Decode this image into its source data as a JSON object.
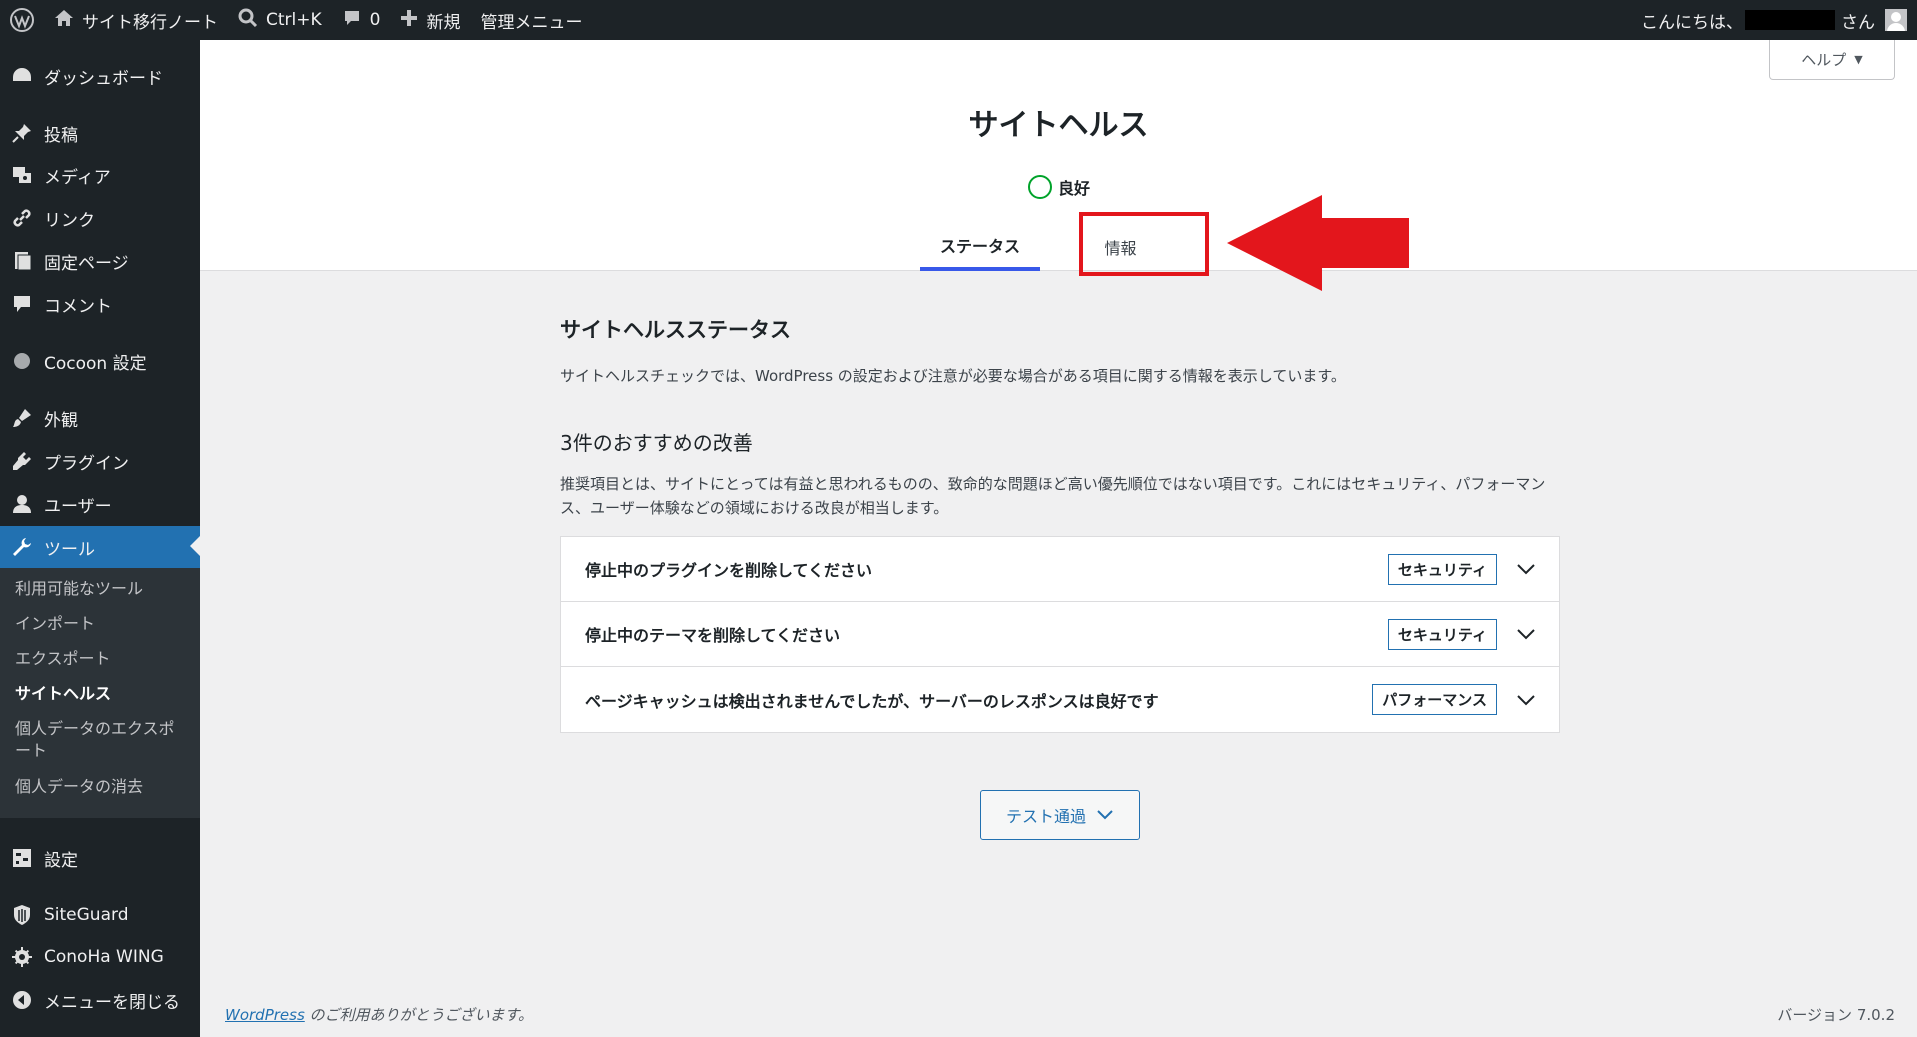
{
  "adminbar": {
    "site_name": "サイト移行ノート",
    "search_shortcut": "Ctrl+K",
    "comments_count": "0",
    "new_label": "新規",
    "admin_menu_label": "管理メニュー",
    "greeting": "こんにちは、",
    "greeting_suffix": "さん"
  },
  "sidebar": {
    "items": [
      {
        "label": "ダッシュボード",
        "icon": "dashboard-icon"
      },
      {
        "label": "投稿",
        "icon": "pin-icon"
      },
      {
        "label": "メディア",
        "icon": "media-icon"
      },
      {
        "label": "リンク",
        "icon": "link-icon"
      },
      {
        "label": "固定ページ",
        "icon": "page-icon"
      },
      {
        "label": "コメント",
        "icon": "comment-icon"
      },
      {
        "label": "Cocoon 設定",
        "icon": "circle-icon"
      },
      {
        "label": "外観",
        "icon": "brush-icon"
      },
      {
        "label": "プラグイン",
        "icon": "plugin-icon"
      },
      {
        "label": "ユーザー",
        "icon": "user-icon"
      },
      {
        "label": "ツール",
        "icon": "wrench-icon"
      },
      {
        "label": "設定",
        "icon": "settings-icon"
      },
      {
        "label": "SiteGuard",
        "icon": "shield-icon"
      },
      {
        "label": "ConoHa WING",
        "icon": "gear-icon"
      },
      {
        "label": "メニューを閉じる",
        "icon": "collapse-icon"
      }
    ],
    "submenu": [
      "利用可能なツール",
      "インポート",
      "エクスポート",
      "サイトヘルス",
      "個人データのエクスポート",
      "個人データの消去"
    ]
  },
  "header": {
    "help_label": "ヘルプ",
    "title": "サイトヘルス",
    "status_label": "良好",
    "tabs": [
      {
        "label": "ステータス"
      },
      {
        "label": "情報"
      }
    ]
  },
  "main": {
    "section_title": "サイトヘルスステータス",
    "section_desc": "サイトヘルスチェックでは、WordPress の設定および注意が必要な場合がある項目に関する情報を表示しています。",
    "rec_title": "3件のおすすめの改善",
    "rec_desc": "推奨項目とは、サイトにとっては有益と思われるものの、致命的な問題ほど高い優先順位ではない項目です。これにはセキュリティ、パフォーマンス、ユーザー体験などの領域における改良が相当します。",
    "issues": [
      {
        "title": "停止中のプラグインを削除してください",
        "badge": "セキュリティ"
      },
      {
        "title": "停止中のテーマを削除してください",
        "badge": "セキュリティ"
      },
      {
        "title": "ページキャッシュは検出されませんでしたが、サーバーのレスポンスは良好です",
        "badge": "パフォーマンス"
      }
    ],
    "passed_label": "テスト通過"
  },
  "footer": {
    "wp_link": "WordPress",
    "thanks": " のご利用ありがとうございます。",
    "version": "バージョン 7.0.2"
  },
  "colors": {
    "accent": "#2271b1",
    "good": "#00a32a",
    "annotation": "#e3161c"
  }
}
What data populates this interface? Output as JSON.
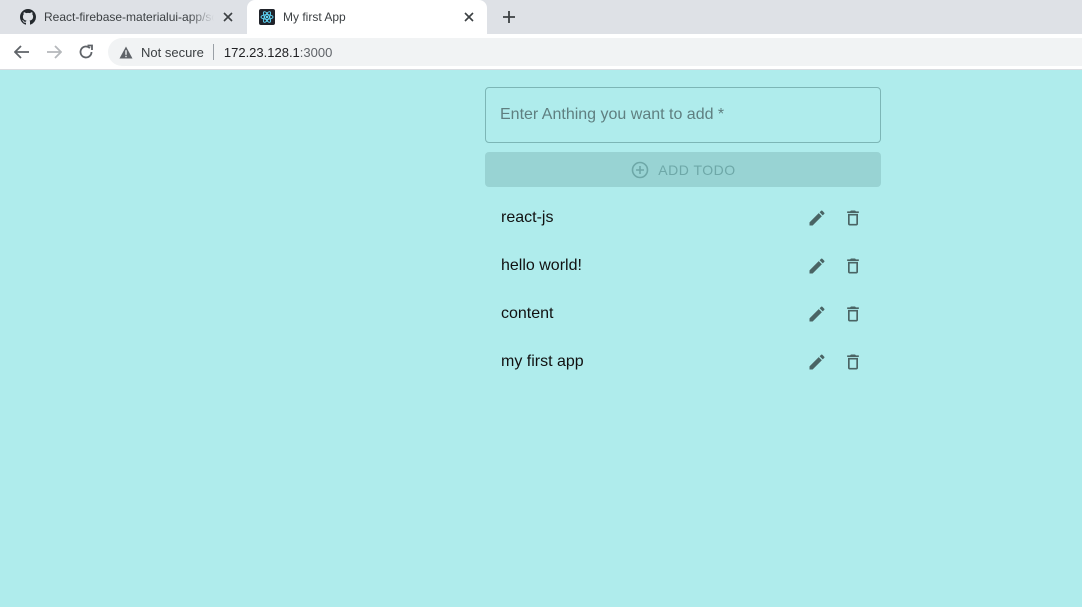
{
  "browser": {
    "tabs": [
      {
        "title": "React-firebase-materialui-app/sc",
        "active": false,
        "favicon": "github-icon"
      },
      {
        "title": "My first App",
        "active": true,
        "favicon": "react-icon"
      }
    ],
    "address": {
      "security_text": "Not secure",
      "host": "172.23.128.1",
      "port": ":3000"
    }
  },
  "app": {
    "input_placeholder": "Enter Anthing you want to add *",
    "add_button_label": "ADD TODO",
    "todos": [
      {
        "text": "react-js"
      },
      {
        "text": "hello world!"
      },
      {
        "text": "content"
      },
      {
        "text": "my first app"
      }
    ]
  },
  "colors": {
    "page_background": "#afecec",
    "button_background": "#98d3d3",
    "icon_color": "#4a6464"
  }
}
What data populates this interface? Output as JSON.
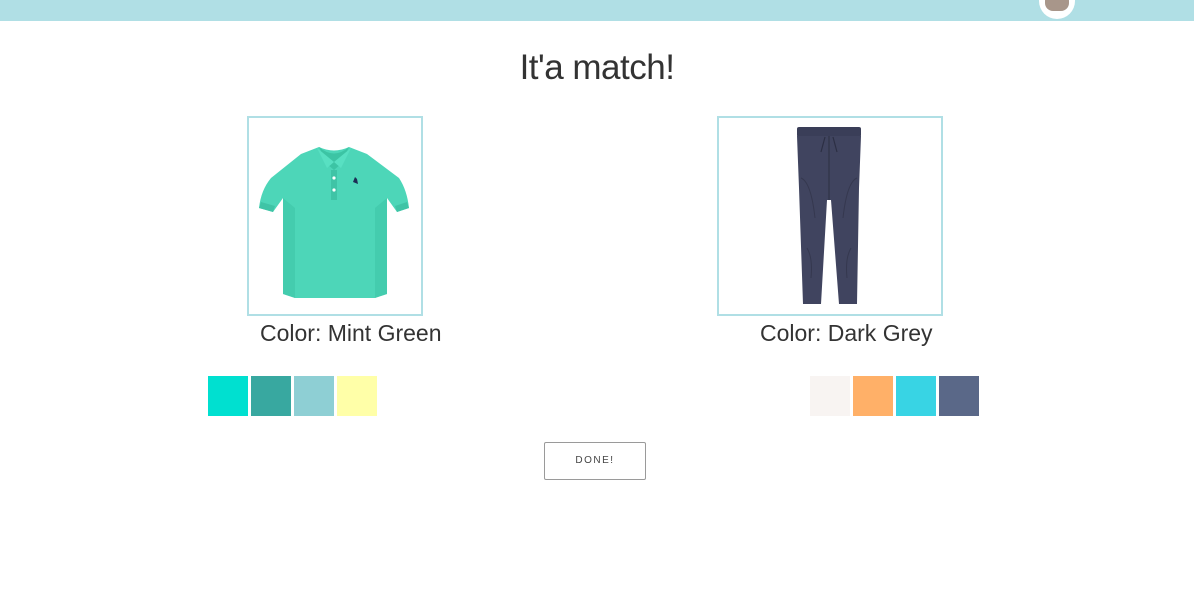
{
  "header": {
    "avatar_icon": "cat-avatar-icon",
    "bar_color": "#b0dfe5"
  },
  "page": {
    "title": "It'a match!"
  },
  "items": [
    {
      "name": "top",
      "icon": "polo-shirt-image",
      "color_label": "Color: Mint Green",
      "palette": [
        "#00e0d0",
        "#38a8a0",
        "#8ecfd4",
        "#ffffa8"
      ]
    },
    {
      "name": "bottom",
      "icon": "pants-image",
      "color_label": "Color: Dark Grey",
      "palette": [
        "#f8f4f2",
        "#ffb068",
        "#38d4e4",
        "#5a6888"
      ]
    }
  ],
  "actions": {
    "done_label": "DONE!"
  }
}
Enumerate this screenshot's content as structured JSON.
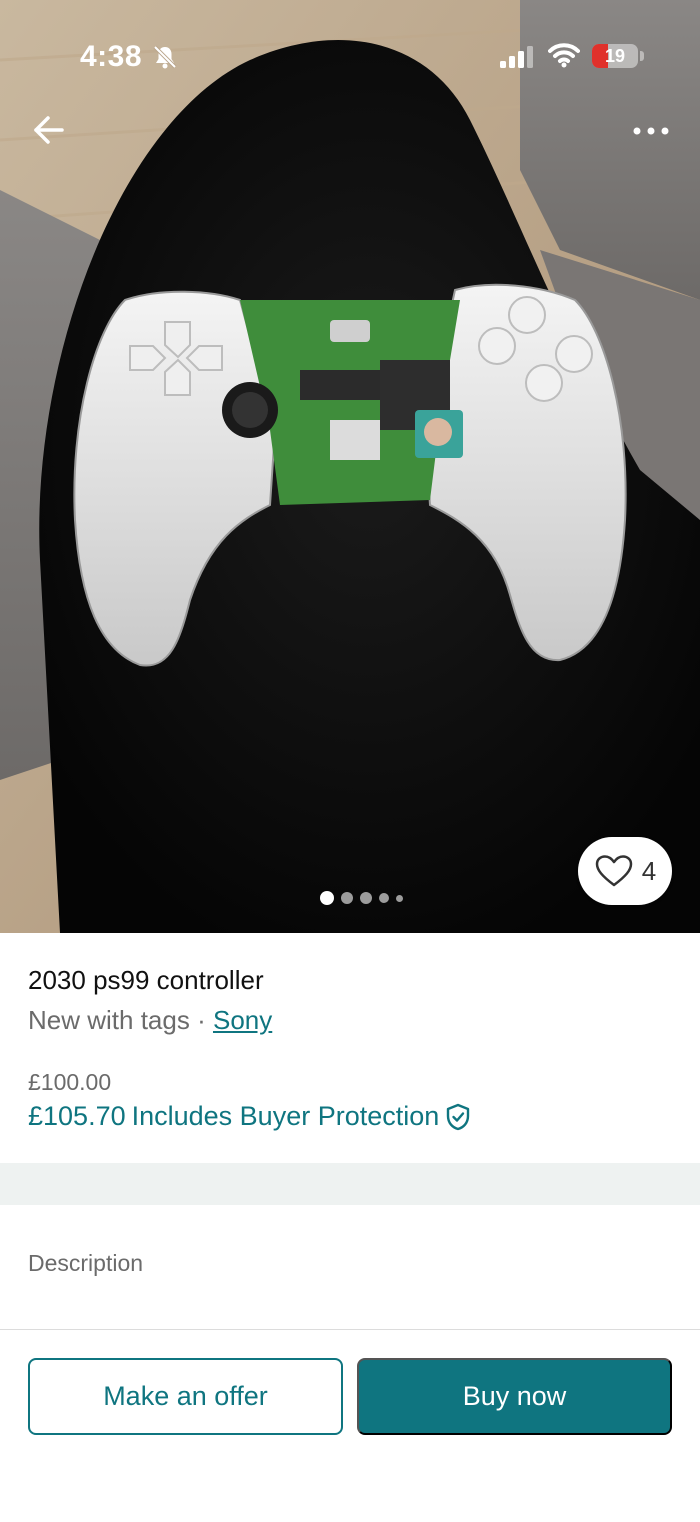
{
  "status_bar": {
    "time": "4:38",
    "battery": "19",
    "battery_level": 0.19,
    "icons": [
      "bell-off-icon",
      "signal-icon",
      "wifi-icon",
      "battery-icon"
    ]
  },
  "top_bar": {
    "back_icon": "arrow-left-icon",
    "more_icon": "more-dots-icon"
  },
  "gallery": {
    "photo_count": 5,
    "active_index": 0,
    "favourites": "4",
    "favourite_icon": "heart-outline-icon"
  },
  "listing": {
    "title": "2030 ps99 controller",
    "condition": "New with tags",
    "separator": "·",
    "brand": "Sony",
    "price": "£100.00",
    "total_price": "£105.70",
    "protection_label": "Includes Buyer Protection",
    "protection_icon": "shield-check-icon",
    "description_label": "Description"
  },
  "actions": {
    "offer_label": "Make an offer",
    "buy_label": "Buy now"
  },
  "colors": {
    "accent": "#0f7580",
    "muted_text": "#6b6b6b",
    "band": "#eef2f1",
    "battery_low": "#e0312b"
  }
}
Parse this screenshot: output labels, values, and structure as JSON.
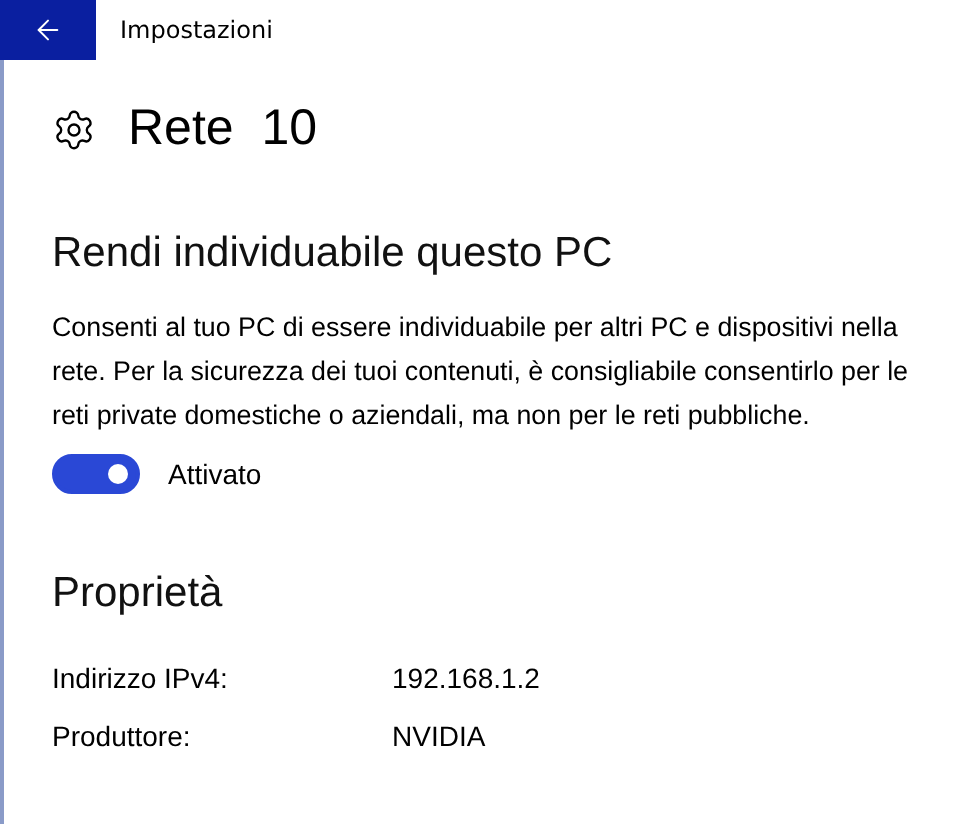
{
  "window": {
    "title": "Impostazioni"
  },
  "page": {
    "title": "Rete  10"
  },
  "discovery": {
    "heading": "Rendi individuabile questo PC",
    "description": "Consenti al tuo PC di essere individuabile per altri PC e dispositivi nella rete. Per la sicurezza dei tuoi contenuti, è consigliabile consentirlo per le reti private domestiche o aziendali, ma non per le reti pubbliche.",
    "toggle": {
      "on": true,
      "label": "Attivato"
    }
  },
  "properties": {
    "heading": "Proprietà",
    "rows": [
      {
        "label": "Indirizzo IPv4:",
        "value": "192.168.1.2"
      },
      {
        "label": "Produttore:",
        "value": "NVIDIA"
      }
    ]
  }
}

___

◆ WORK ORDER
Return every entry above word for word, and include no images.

◆ ANSWER
Decode this image into its source data as a JSON object.
{
  "adminbar": {
    "site_name": "サイト移行ノート",
    "search_shortcut": "Ctrl+K",
    "comments_count": "0",
    "new_label": "新規",
    "admin_menu_label": "管理メニュー",
    "greeting": "こんにちは、",
    "greeting_suffix": "さん"
  },
  "sidebar": {
    "items": [
      {
        "label": "ダッシュボード",
        "icon": "dashboard-icon"
      },
      {
        "label": "投稿",
        "icon": "pin-icon"
      },
      {
        "label": "メディア",
        "icon": "media-icon"
      },
      {
        "label": "リンク",
        "icon": "link-icon"
      },
      {
        "label": "固定ページ",
        "icon": "page-icon"
      },
      {
        "label": "コメント",
        "icon": "comment-icon"
      },
      {
        "label": "Cocoon 設定",
        "icon": "circle-icon"
      },
      {
        "label": "外観",
        "icon": "brush-icon"
      },
      {
        "label": "プラグイン",
        "icon": "plugin-icon"
      },
      {
        "label": "ユーザー",
        "icon": "user-icon"
      },
      {
        "label": "ツール",
        "icon": "wrench-icon"
      },
      {
        "label": "設定",
        "icon": "settings-icon"
      },
      {
        "label": "SiteGuard",
        "icon": "shield-icon"
      },
      {
        "label": "ConoHa WING",
        "icon": "gear-icon"
      },
      {
        "label": "メニューを閉じる",
        "icon": "collapse-icon"
      }
    ],
    "submenu": [
      "利用可能なツール",
      "インポート",
      "エクスポート",
      "サイトヘルス",
      "個人データのエクスポート",
      "個人データの消去"
    ]
  },
  "header": {
    "help_label": "ヘルプ",
    "title": "サイトヘルス",
    "status_label": "良好",
    "tabs": [
      {
        "label": "ステータス"
      },
      {
        "label": "情報"
      }
    ]
  },
  "main": {
    "section_title": "サイトヘルスステータス",
    "section_desc": "サイトヘルスチェックでは、WordPress の設定および注意が必要な場合がある項目に関する情報を表示しています。",
    "rec_title": "3件のおすすめの改善",
    "rec_desc": "推奨項目とは、サイトにとっては有益と思われるものの、致命的な問題ほど高い優先順位ではない項目です。これにはセキュリティ、パフォーマンス、ユーザー体験などの領域における改良が相当します。",
    "issues": [
      {
        "title": "停止中のプラグインを削除してください",
        "badge": "セキュリティ"
      },
      {
        "title": "停止中のテーマを削除してください",
        "badge": "セキュリティ"
      },
      {
        "title": "ページキャッシュは検出されませんでしたが、サーバーのレスポンスは良好です",
        "badge": "パフォーマンス"
      }
    ],
    "passed_label": "テスト通過"
  },
  "footer": {
    "wp_link": "WordPress",
    "thanks": " のご利用ありがとうございます。",
    "version": "バージョン 7.0.2"
  },
  "colors": {
    "accent": "#2271b1",
    "good": "#00a32a",
    "annotation": "#e3161c"
  }
}
What data populates this interface? Output as JSON.
{
  "browser": {
    "tabs": [
      {
        "title": "React-firebase-materialui-app/sc",
        "active": false,
        "favicon": "github-icon"
      },
      {
        "title": "My first App",
        "active": true,
        "favicon": "react-icon"
      }
    ],
    "address": {
      "security_text": "Not secure",
      "host": "172.23.128.1",
      "port": ":3000"
    }
  },
  "app": {
    "input_placeholder": "Enter Anthing you want to add *",
    "add_button_label": "ADD TODO",
    "todos": [
      {
        "text": "react-js"
      },
      {
        "text": "hello world!"
      },
      {
        "text": "content"
      },
      {
        "text": "my first app"
      }
    ]
  },
  "colors": {
    "page_background": "#afecec",
    "button_background": "#98d3d3",
    "icon_color": "#4a6464"
  }
}
What data populates this interface? Output as JSON.
{
  "header": {
    "avatar_icon": "cat-avatar-icon",
    "bar_color": "#b0dfe5"
  },
  "page": {
    "title": "It'a match!"
  },
  "items": [
    {
      "name": "top",
      "icon": "polo-shirt-image",
      "color_label": "Color: Mint Green",
      "palette": [
        "#00e0d0",
        "#38a8a0",
        "#8ecfd4",
        "#ffffa8"
      ]
    },
    {
      "name": "bottom",
      "icon": "pants-image",
      "color_label": "Color: Dark Grey",
      "palette": [
        "#f8f4f2",
        "#ffb068",
        "#38d4e4",
        "#5a6888"
      ]
    }
  ],
  "actions": {
    "done_label": "DONE!"
  }
}
Enumerate this screenshot's content as structured JSON.
{
  "status_bar": {
    "time": "4:38",
    "battery": "19",
    "battery_level": 0.19,
    "icons": [
      "bell-off-icon",
      "signal-icon",
      "wifi-icon",
      "battery-icon"
    ]
  },
  "top_bar": {
    "back_icon": "arrow-left-icon",
    "more_icon": "more-dots-icon"
  },
  "gallery": {
    "photo_count": 5,
    "active_index": 0,
    "favourites": "4",
    "favourite_icon": "heart-outline-icon"
  },
  "listing": {
    "title": "2030 ps99 controller",
    "condition": "New with tags",
    "separator": "·",
    "brand": "Sony",
    "price": "£100.00",
    "total_price": "£105.70",
    "protection_label": "Includes Buyer Protection",
    "protection_icon": "shield-check-icon",
    "description_label": "Description"
  },
  "actions": {
    "offer_label": "Make an offer",
    "buy_label": "Buy now"
  },
  "colors": {
    "accent": "#0f7580",
    "muted_text": "#6b6b6b",
    "band": "#eef2f1",
    "battery_low": "#e0312b"
  }
}
Parse this screenshot: output labels, values, and structure as JSON.
{
  "window": {
    "title": "Impostazioni"
  },
  "page": {
    "title": "Rete  10"
  },
  "discovery": {
    "heading": "Rendi individuabile questo PC",
    "description": "Consenti al tuo PC di essere individuabile per altri PC e dispositivi nella rete. Per la sicurezza dei tuoi contenuti, è consigliabile consentirlo per le reti private domestiche o aziendali, ma non per le reti pubbliche.",
    "toggle": {
      "on": true,
      "label": "Attivato"
    }
  },
  "properties": {
    "heading": "Proprietà",
    "rows": [
      {
        "label": "Indirizzo IPv4:",
        "value": "192.168.1.2"
      },
      {
        "label": "Produttore:",
        "value": "NVIDIA"
      }
    ]
  }
}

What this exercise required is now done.